Problem requirements
Output the data that follows exactly, line for line.
##########
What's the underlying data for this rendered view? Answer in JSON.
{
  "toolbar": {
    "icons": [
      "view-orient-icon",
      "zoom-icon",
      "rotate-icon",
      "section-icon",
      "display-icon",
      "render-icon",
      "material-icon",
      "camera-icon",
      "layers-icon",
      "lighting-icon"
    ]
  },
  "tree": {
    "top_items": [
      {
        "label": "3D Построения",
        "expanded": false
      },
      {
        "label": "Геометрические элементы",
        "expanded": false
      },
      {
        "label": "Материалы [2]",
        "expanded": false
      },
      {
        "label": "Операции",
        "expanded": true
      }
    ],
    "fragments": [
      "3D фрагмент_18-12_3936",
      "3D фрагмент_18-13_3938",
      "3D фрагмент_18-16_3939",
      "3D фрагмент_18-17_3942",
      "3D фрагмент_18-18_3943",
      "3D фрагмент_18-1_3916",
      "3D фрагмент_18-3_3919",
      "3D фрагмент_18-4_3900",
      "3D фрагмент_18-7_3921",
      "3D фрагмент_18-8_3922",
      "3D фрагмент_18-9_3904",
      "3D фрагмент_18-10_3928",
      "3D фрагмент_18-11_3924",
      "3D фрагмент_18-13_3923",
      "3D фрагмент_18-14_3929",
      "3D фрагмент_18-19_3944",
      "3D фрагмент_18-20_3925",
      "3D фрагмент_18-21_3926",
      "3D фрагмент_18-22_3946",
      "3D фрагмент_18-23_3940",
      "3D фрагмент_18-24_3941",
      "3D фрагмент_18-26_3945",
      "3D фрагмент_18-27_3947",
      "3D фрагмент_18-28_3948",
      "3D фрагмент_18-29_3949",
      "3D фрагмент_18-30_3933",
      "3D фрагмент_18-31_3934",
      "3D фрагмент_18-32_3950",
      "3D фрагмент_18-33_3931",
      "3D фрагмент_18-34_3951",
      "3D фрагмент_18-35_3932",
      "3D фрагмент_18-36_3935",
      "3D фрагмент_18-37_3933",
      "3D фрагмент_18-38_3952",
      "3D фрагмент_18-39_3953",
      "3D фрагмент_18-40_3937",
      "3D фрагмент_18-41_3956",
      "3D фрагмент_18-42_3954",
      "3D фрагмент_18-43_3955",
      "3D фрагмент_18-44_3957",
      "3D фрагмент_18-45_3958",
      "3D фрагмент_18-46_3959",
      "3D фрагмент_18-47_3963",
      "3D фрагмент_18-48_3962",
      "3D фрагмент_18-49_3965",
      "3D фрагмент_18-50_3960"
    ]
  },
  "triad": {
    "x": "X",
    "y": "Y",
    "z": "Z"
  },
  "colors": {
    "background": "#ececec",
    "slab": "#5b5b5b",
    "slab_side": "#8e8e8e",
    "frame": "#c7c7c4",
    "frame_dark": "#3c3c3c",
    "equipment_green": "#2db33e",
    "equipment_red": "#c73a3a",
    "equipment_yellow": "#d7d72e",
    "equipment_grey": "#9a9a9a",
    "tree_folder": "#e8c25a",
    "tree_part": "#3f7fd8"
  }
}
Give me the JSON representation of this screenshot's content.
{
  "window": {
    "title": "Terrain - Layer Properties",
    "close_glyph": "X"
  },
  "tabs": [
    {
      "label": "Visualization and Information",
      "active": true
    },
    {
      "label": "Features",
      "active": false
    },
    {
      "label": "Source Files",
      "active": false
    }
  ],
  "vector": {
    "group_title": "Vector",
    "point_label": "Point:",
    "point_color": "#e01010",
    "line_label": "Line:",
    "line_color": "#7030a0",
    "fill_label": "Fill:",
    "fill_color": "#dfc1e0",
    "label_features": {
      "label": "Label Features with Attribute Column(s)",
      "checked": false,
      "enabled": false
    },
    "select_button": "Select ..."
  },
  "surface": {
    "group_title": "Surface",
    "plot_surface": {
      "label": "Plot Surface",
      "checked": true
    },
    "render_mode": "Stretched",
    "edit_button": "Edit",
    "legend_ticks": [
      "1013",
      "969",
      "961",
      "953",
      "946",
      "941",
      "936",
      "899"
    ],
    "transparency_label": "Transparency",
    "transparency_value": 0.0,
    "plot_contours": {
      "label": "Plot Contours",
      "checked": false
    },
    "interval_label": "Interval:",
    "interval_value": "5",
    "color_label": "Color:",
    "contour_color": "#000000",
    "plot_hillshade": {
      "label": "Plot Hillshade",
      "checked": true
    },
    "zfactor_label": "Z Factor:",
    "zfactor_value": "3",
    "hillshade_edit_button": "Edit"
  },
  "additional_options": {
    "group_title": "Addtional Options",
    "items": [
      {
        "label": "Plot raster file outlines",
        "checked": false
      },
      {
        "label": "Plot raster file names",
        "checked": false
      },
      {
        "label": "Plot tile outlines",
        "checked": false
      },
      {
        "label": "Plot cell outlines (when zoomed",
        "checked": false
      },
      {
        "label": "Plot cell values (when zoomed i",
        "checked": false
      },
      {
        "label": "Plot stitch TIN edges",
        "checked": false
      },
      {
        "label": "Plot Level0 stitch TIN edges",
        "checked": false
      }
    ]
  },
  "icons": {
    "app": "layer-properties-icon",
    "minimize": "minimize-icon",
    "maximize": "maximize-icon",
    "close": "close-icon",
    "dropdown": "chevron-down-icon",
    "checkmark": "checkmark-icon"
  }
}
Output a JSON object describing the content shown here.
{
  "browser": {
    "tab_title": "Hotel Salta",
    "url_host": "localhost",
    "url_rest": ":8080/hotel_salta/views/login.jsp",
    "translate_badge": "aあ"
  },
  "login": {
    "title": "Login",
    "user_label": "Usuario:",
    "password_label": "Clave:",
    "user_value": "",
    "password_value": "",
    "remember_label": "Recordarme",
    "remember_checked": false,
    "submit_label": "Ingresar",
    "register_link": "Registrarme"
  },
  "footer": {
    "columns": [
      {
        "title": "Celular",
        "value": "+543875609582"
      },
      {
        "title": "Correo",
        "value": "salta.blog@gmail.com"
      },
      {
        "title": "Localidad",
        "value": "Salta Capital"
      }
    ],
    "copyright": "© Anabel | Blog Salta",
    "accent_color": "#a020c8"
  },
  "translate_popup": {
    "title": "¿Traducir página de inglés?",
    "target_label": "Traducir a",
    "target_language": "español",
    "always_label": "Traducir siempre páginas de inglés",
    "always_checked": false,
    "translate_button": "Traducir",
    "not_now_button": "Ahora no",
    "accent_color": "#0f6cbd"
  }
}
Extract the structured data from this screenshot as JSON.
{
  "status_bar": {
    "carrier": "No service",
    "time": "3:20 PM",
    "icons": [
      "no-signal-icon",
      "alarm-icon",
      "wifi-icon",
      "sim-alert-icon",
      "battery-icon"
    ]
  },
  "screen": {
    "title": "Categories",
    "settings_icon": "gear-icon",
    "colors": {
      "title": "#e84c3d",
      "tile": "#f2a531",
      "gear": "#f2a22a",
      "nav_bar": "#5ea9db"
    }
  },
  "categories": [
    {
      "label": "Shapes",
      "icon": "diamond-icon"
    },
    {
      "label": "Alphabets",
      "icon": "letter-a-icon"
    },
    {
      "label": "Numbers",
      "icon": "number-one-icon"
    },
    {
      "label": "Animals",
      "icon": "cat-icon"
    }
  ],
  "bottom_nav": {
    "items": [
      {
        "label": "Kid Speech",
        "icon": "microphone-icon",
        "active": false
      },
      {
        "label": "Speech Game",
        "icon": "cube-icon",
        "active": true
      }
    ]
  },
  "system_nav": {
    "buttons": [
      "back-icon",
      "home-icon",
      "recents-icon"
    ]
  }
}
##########
Task result
What's the underlying data for this rendered view? Answer in JSON.
{
  "toolbar": {
    "icons": [
      "view-orient-icon",
      "zoom-icon",
      "rotate-icon",
      "section-icon",
      "display-icon",
      "render-icon",
      "material-icon",
      "camera-icon",
      "layers-icon",
      "lighting-icon"
    ]
  },
  "tree": {
    "top_items": [
      {
        "label": "3D Построения",
        "expanded": false
      },
      {
        "label": "Геометрические элементы",
        "expanded": false
      },
      {
        "label": "Материалы [2]",
        "expanded": false
      },
      {
        "label": "Операции",
        "expanded": true
      }
    ],
    "fragments": [
      "3D фрагмент_18-12_3936",
      "3D фрагмент_18-13_3938",
      "3D фрагмент_18-16_3939",
      "3D фрагмент_18-17_3942",
      "3D фрагмент_18-18_3943",
      "3D фрагмент_18-1_3916",
      "3D фрагмент_18-3_3919",
      "3D фрагмент_18-4_3900",
      "3D фрагмент_18-7_3921",
      "3D фрагмент_18-8_3922",
      "3D фрагмент_18-9_3904",
      "3D фрагмент_18-10_3928",
      "3D фрагмент_18-11_3924",
      "3D фрагмент_18-13_3923",
      "3D фрагмент_18-14_3929",
      "3D фрагмент_18-19_3944",
      "3D фрагмент_18-20_3925",
      "3D фрагмент_18-21_3926",
      "3D фрагмент_18-22_3946",
      "3D фрагмент_18-23_3940",
      "3D фрагмент_18-24_3941",
      "3D фрагмент_18-26_3945",
      "3D фрагмент_18-27_3947",
      "3D фрагмент_18-28_3948",
      "3D фрагмент_18-29_3949",
      "3D фрагмент_18-30_3933",
      "3D фрагмент_18-31_3934",
      "3D фрагмент_18-32_3950",
      "3D фрагмент_18-33_3931",
      "3D фрагмент_18-34_3951",
      "3D фрагмент_18-35_3932",
      "3D фрагмент_18-36_3935",
      "3D фрагмент_18-37_3933",
      "3D фрагмент_18-38_3952",
      "3D фрагмент_18-39_3953",
      "3D фрагмент_18-40_3937",
      "3D фрагмент_18-41_3956",
      "3D фрагмент_18-42_3954",
      "3D фрагмент_18-43_3955",
      "3D фрагмент_18-44_3957",
      "3D фрагмент_18-45_3958",
      "3D фрагмент_18-46_3959",
      "3D фрагмент_18-47_3963",
      "3D фрагмент_18-48_3962",
      "3D фрагмент_18-49_3965",
      "3D фрагмент_18-50_3960"
    ]
  },
  "triad": {
    "x": "X",
    "y": "Y",
    "z": "Z"
  },
  "colors": {
    "background": "#ececec",
    "slab": "#5b5b5b",
    "slab_side": "#8e8e8e",
    "frame": "#c7c7c4",
    "frame_dark": "#3c3c3c",
    "equipment_green": "#2db33e",
    "equipment_red": "#c73a3a",
    "equipment_yellow": "#d7d72e",
    "equipment_grey": "#9a9a9a",
    "tree_folder": "#e8c25a",
    "tree_part": "#3f7fd8"
  }
}
Give me the JSON representation of this screenshot's content.
{
  "window": {
    "title": "Terrain - Layer Properties",
    "close_glyph": "X"
  },
  "tabs": [
    {
      "label": "Visualization and Information",
      "active": true
    },
    {
      "label": "Features",
      "active": false
    },
    {
      "label": "Source Files",
      "active": false
    }
  ],
  "vector": {
    "group_title": "Vector",
    "point_label": "Point:",
    "point_color": "#e01010",
    "line_label": "Line:",
    "line_color": "#7030a0",
    "fill_label": "Fill:",
    "fill_color": "#dfc1e0",
    "label_features": {
      "label": "Label Features with Attribute Column(s)",
      "checked": false,
      "enabled": false
    },
    "select_button": "Select ..."
  },
  "surface": {
    "group_title": "Surface",
    "plot_surface": {
      "label": "Plot Surface",
      "checked": true
    },
    "render_mode": "Stretched",
    "edit_button": "Edit",
    "legend_ticks": [
      "1013",
      "969",
      "961",
      "953",
      "946",
      "941",
      "936",
      "899"
    ],
    "transparency_label": "Transparency",
    "transparency_value": 0.0,
    "plot_contours": {
      "label": "Plot Contours",
      "checked": false
    },
    "interval_label": "Interval:",
    "interval_value": "5",
    "color_label": "Color:",
    "contour_color": "#000000",
    "plot_hillshade": {
      "label": "Plot Hillshade",
      "checked": true
    },
    "zfactor_label": "Z Factor:",
    "zfactor_value": "3",
    "hillshade_edit_button": "Edit"
  },
  "additional_options": {
    "group_title": "Addtional Options",
    "items": [
      {
        "label": "Plot raster file outlines",
        "checked": false
      },
      {
        "label": "Plot raster file names",
        "checked": false
      },
      {
        "label": "Plot tile outlines",
        "checked": false
      },
      {
        "label": "Plot cell outlines (when zoomed",
        "checked": false
      },
      {
        "label": "Plot cell values (when zoomed i",
        "checked": false
      },
      {
        "label": "Plot stitch TIN edges",
        "checked": false
      },
      {
        "label": "Plot Level0 stitch TIN edges",
        "checked": false
      }
    ]
  },
  "icons": {
    "app": "layer-properties-icon",
    "minimize": "minimize-icon",
    "maximize": "maximize-icon",
    "close": "close-icon",
    "dropdown": "chevron-down-icon",
    "checkmark": "checkmark-icon"
  }
}
Output a JSON object describing the content shown here.
{
  "browser": {
    "tab_title": "Hotel Salta",
    "url_host": "localhost",
    "url_rest": ":8080/hotel_salta/views/login.jsp",
    "translate_badge": "aあ"
  },
  "login": {
    "title": "Login",
    "user_label": "Usuario:",
    "password_label": "Clave:",
    "user_value": "",
    "password_value": "",
    "remember_label": "Recordarme",
    "remember_checked": false,
    "submit_label": "Ingresar",
    "register_link": "Registrarme"
  },
  "footer": {
    "columns": [
      {
        "title": "Celular",
        "value": "+543875609582"
      },
      {
        "title": "Correo",
        "value": "salta.blog@gmail.com"
      },
      {
        "title": "Localidad",
        "value": "Salta Capital"
      }
    ],
    "copyright": "© Anabel | Blog Salta",
    "accent_color": "#a020c8"
  },
  "translate_popup": {
    "title": "¿Traducir página de inglés?",
    "target_label": "Traducir a",
    "target_language": "español",
    "always_label": "Traducir siempre páginas de inglés",
    "always_checked": false,
    "translate_button": "Traducir",
    "not_now_button": "Ahora no",
    "accent_color": "#0f6cbd"
  }
}
Extract the structured data from this screenshot as JSON.
{
  "status_bar": {
    "carrier": "No service",
    "time": "3:20 PM",
    "icons": [
      "no-signal-icon",
      "alarm-icon",
      "wifi-icon",
      "sim-alert-icon",
      "battery-icon"
    ]
  },
  "screen": {
    "title": "Categories",
    "settings_icon": "gear-icon",
    "colors": {
      "title": "#e84c3d",
      "tile": "#f2a531",
      "gear": "#f2a22a",
      "nav_bar": "#5ea9db"
    }
  },
  "categories": [
    {
      "label": "Shapes",
      "icon": "diamond-icon"
    },
    {
      "label": "Alphabets",
      "icon": "letter-a-icon"
    },
    {
      "label": "Numbers",
      "icon": "number-one-icon"
    },
    {
      "label": "Animals",
      "icon": "cat-icon"
    }
  ],
  "bottom_nav": {
    "items": [
      {
        "label": "Kid Speech",
        "icon": "microphone-icon",
        "active": false
      },
      {
        "label": "Speech Game",
        "icon": "cube-icon",
        "active": true
      }
    ]
  },
  "system_nav": {
    "buttons": [
      "back-icon",
      "home-icon",
      "recents-icon"
    ]
  }
}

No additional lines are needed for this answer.